I cut a new lining using the same skirt pattern and sewed it by machine at the waist.  Then just some hand sewing around the zipper and the vent and I was finished.  Not hard at all.
The result is so much nicer to wear and it no longer clings or sags or otherwise misbehaves.
What a wonderful treat to have a snow day and time to sew.  I have missed my sewing!  Also, it was an opportunity to see how much I have learned from you over the last few years.  I made such better choices this time and it's all because I read your blogs, comments and tuturials online.  Thank you.
*happy sewing*

a little snowing on the side

We never lost our power, so no complaints.  But we lost Comcast - meaning we did not see the SuperBowl (congratulations New Orleans!!) and no internet.  But it has been good for sewing!  I have lots to post, but first I need to get out of the house for dinner.  It has been nice actually.
*Blizzard 2010- WOW*

Tuesday, February 2, 2010

May I say Thank You? Yes I may!

I wrote a ridiculous long rant about the Post Office yesterday. Full of  f*bombs, too.
And then I got a little embaressed and deleted the post.  But check it out, one of my readers sent me this information:

Hi!



I used to mail international packages for my business. It's easier if you create a Click and Ship account online with the post office and fill out all the forms online. I print the label with a laser printer on regular paper and use a glue stick to attach it to the package. You will need a scale to weigh the package. It also doesn't hurt to do a search on the PO site to read up on the restrictions and requirements for packages to Korea. Then, because it's international, you have to hand the package in at the counter. If they're used to seeing you there, you won't have to wait in line, just put it on the counter of the friendliest mail person make eye contact and go.

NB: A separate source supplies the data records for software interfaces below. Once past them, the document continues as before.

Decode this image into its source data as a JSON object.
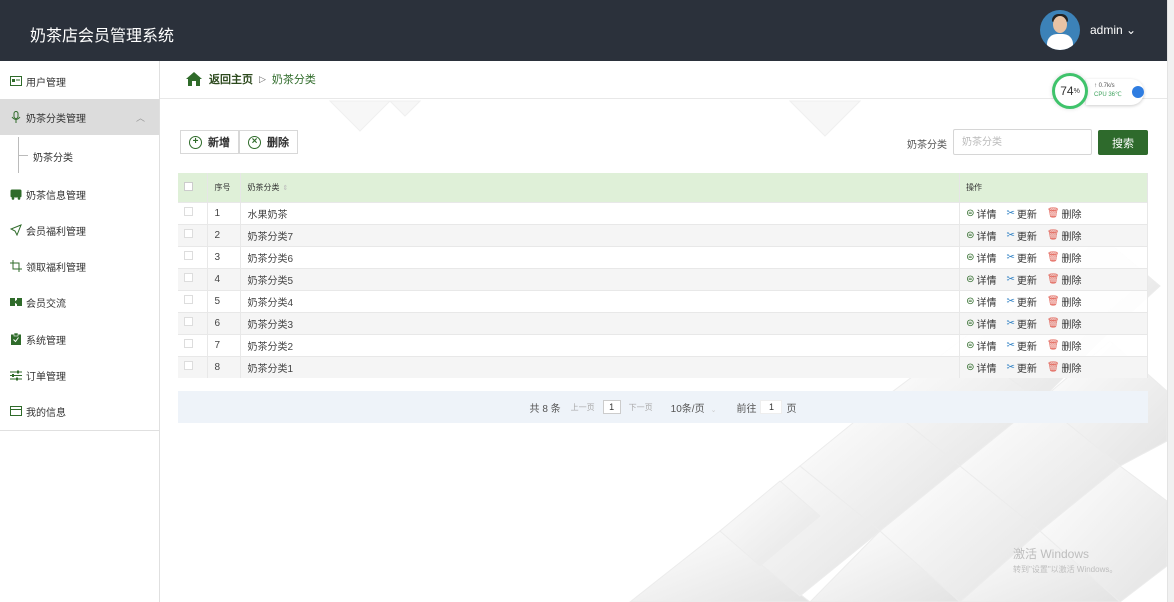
{
  "header": {
    "app_title": "奶茶店会员管理系统",
    "user_name": "admin ⌄"
  },
  "sidebar": {
    "items": [
      {
        "label": "用户管理",
        "icon": "user-card-icon"
      },
      {
        "label": "奶茶分类管理",
        "icon": "microphone-icon",
        "chevron": "︿"
      },
      {
        "label": "奶茶信息管理",
        "icon": "bus-icon"
      },
      {
        "label": "会员福利管理",
        "icon": "send-icon"
      },
      {
        "label": "领取福利管理",
        "icon": "crop-icon"
      },
      {
        "label": "会员交流",
        "icon": "exchange-icon"
      },
      {
        "label": "系统管理",
        "icon": "clipboard-icon"
      },
      {
        "label": "订单管理",
        "icon": "sliders-icon"
      },
      {
        "label": "我的信息",
        "icon": "card-icon"
      }
    ],
    "sub_item": "奶茶分类"
  },
  "breadcrumb": {
    "home": "返回主页",
    "separator": "▷",
    "current": "奶茶分类"
  },
  "cpu_widget": {
    "percent": "74",
    "unit": "%",
    "net": "↑ 0.7k/s",
    "cpu": "CPU 36℃"
  },
  "toolbar": {
    "add_label": "新增",
    "delete_label": "删除",
    "add_glyph": "+",
    "delete_glyph": "×"
  },
  "search": {
    "label": "奶茶分类",
    "placeholder": "奶茶分类",
    "button": "搜索"
  },
  "table": {
    "headers": {
      "index": "序号",
      "category": "奶茶分类",
      "sort": "⇕",
      "ops": "操作"
    },
    "rows": [
      {
        "index": "1",
        "category": "水果奶茶"
      },
      {
        "index": "2",
        "category": "奶茶分类7"
      },
      {
        "index": "3",
        "category": "奶茶分类6"
      },
      {
        "index": "4",
        "category": "奶茶分类5"
      },
      {
        "index": "5",
        "category": "奶茶分类4"
      },
      {
        "index": "6",
        "category": "奶茶分类3"
      },
      {
        "index": "7",
        "category": "奶茶分类2"
      },
      {
        "index": "8",
        "category": "奶茶分类1"
      }
    ],
    "actions": {
      "detail": "详情",
      "update": "更新",
      "delete": "删除"
    },
    "action_glyphs": {
      "detail": "⊜",
      "update": "✂",
      "delete": "🗑"
    }
  },
  "pager": {
    "total": "共 8 条",
    "prev": "上一页",
    "page": "1",
    "next": "下一页",
    "page_size": "10条/页",
    "page_size_chevron": "⌄",
    "goto_label": "前往",
    "goto_value": "1",
    "goto_suffix": "页"
  },
  "watermark": {
    "line1": "激活 Windows",
    "line2": "转到\"设置\"以激活 Windows。"
  }
}
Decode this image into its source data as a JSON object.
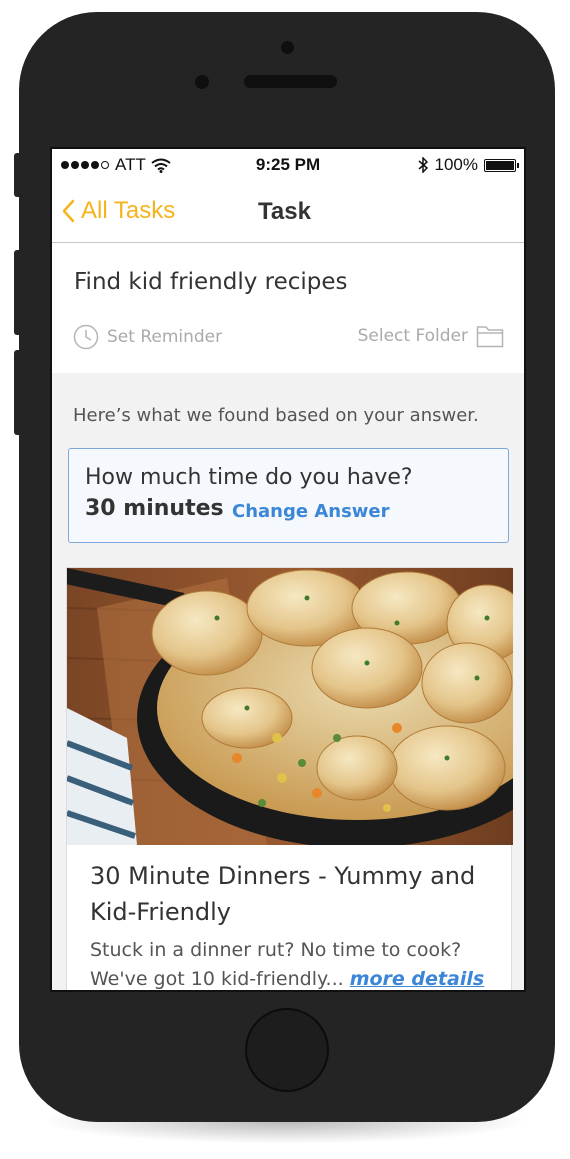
{
  "status_bar": {
    "carrier": "ATT",
    "time": "9:25 PM",
    "battery": "100%",
    "signal_icon": "signal-dots-icon",
    "wifi_icon": "wifi-icon",
    "bluetooth_icon": "bluetooth-icon",
    "battery_icon": "battery-icon"
  },
  "nav": {
    "back_label": "All Tasks",
    "title": "Task",
    "accent_color": "#f5b41d"
  },
  "task": {
    "title": "Find kid friendly recipes",
    "reminder_label": "Set Reminder",
    "folder_label": "Select Folder"
  },
  "results": {
    "intro": "Here’s what we found based on your answer.",
    "question": "How much time do you have?",
    "answer": "30 minutes",
    "change_label": "Change Answer",
    "link_color": "#3b86d6"
  },
  "recipe": {
    "title": "30 Minute Dinners - Yummy and Kid-Friendly",
    "description": "Stuck in a dinner rut? No time to cook? We've got 10 kid-friendly...",
    "more_label": "more details"
  }
}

I hope this takes some of the frustration out of it. I feel your pain...


HTH,


Jane


PS - love your blog!
 
THANK YOU Jane!  And thank you Al Gore for creating the interwebs.  So amusing!